Cuisine de Claude Monet
The initiator and unwavering patron of the ‘impressionist’ avant garde style of painting, Claude Monet is no stranger when it comes to iconic works of art. The French painter who embraced modernity through his unique style of capturing nature as it appeared to him at the moment, has influenced generations of artists. The impact of his revolutionary art is felt till this day. Monet and his family moved to Giverny which is an hour away from Paris, in 1883 and began residing in a property then called “House of the Cider Press”. Thereafter, this house became seminal for many of Monet’s iconic paintings, not only because of its stunning interiors but also because of its lush verdant exteriors. They lived here for 40 years and in that time, Monet expanded the exteriors. Inspired by Japanese landscape artists, he created the Clos Normand and Water Garden or Garden of the Nympheas, both of which have been immortalized in some of his most famous paintings.
Case in point; “The Bridge over a Pond of Water Lilies” which was a part of his eminent ‘Water Lillies’ series, all inspired by his love for the gardens in his home. A plethora of flowers surround the vibrantly coloured family home of the Monet’s. While most of the rooms inside are sprightly pigmented, two of them in particular, the kitchen and dining room stand out. The former is decorated with blue and white Rouen tiles and finished with touches of copper for maximum contrast. The dining room is painted bright yellow juxtaposed against red and white checkered floors.
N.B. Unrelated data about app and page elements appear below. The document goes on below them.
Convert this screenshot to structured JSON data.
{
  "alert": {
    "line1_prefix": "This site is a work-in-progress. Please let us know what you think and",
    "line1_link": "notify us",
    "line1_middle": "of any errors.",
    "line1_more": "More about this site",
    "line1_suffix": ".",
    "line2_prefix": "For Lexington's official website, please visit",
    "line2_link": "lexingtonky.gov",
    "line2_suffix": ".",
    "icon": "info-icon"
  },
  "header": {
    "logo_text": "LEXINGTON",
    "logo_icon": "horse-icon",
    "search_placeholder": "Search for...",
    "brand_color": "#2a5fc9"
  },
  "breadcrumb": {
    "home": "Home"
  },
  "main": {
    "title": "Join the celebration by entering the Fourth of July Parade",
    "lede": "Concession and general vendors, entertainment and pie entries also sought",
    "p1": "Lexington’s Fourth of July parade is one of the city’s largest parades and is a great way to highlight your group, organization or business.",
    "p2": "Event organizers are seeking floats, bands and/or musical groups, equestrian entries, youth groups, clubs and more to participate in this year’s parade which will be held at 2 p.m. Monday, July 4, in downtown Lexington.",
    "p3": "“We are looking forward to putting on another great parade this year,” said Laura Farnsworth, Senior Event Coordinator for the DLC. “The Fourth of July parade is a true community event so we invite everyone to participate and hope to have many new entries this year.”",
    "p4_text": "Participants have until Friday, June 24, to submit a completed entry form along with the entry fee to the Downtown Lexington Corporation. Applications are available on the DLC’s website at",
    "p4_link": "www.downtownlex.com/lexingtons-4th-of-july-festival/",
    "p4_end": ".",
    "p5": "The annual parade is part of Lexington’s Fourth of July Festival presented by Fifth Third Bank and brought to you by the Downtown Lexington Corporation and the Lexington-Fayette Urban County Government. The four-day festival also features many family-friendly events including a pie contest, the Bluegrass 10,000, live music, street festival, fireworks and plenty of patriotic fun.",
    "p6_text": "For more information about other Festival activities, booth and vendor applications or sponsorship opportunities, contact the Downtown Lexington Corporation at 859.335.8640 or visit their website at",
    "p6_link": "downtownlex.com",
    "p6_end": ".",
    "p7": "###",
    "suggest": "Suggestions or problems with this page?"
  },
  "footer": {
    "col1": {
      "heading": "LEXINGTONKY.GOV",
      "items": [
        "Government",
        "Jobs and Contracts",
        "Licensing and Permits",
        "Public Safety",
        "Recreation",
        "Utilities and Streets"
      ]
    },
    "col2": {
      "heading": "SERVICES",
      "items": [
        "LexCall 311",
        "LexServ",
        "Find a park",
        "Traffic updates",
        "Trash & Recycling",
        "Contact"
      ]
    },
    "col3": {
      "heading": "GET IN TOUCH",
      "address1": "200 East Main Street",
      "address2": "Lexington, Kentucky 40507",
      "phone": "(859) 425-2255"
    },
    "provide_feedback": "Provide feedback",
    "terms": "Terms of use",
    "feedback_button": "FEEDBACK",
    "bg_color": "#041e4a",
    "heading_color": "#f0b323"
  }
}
The salon atelier or the living room has been reconstituted almost identically to what it was back in the 1900’s. The interiors much like his paintings, were uncharacteristic of the time. A collector of Japanese paintings, Monet adorned much of his place with multiple Japanese woodblock prints. This influence is visible in his own artworks as well.
The house gardens
Today, the house and the gardens are preserved and run by the Claude Monet Foundation, and is a must-visit for tourists every year. The property is a breath-taking physical remnant of Monet and everything that he stood for. However, as the world came to a standstill in the beginning of March because of the pandemic, the house had to close its doors, like everything else. After a couple of months in silence, it re-opened its doors last week and can now be visited by tourists. However, not many of us are actually going to take a vacation to France anytime soon, although, that should not deter you.
Thanks to the endless potential of modern day technology, the Claude Monet Foundation is offering a virtual tour of the house on their official website at no cost. Imagine experiencing Monet’s life and history, lounging in the comforts of your home! The tour not only includes the entirety of the sprawling property, but also offers a glimpse into the painter’s personal studio, which has now been transformed into a room that houses some his most eminent works. While the virtual tour might not be as fulfilling as being present there physically, however, it comes very close to the experience of feeling like you are inside one of Monet’s paintings.
Check out the virtual tour here: https://fondation-monet.com/visite-virtuelle/
Text Samadrita Khasnabis
Monet's Water Lilies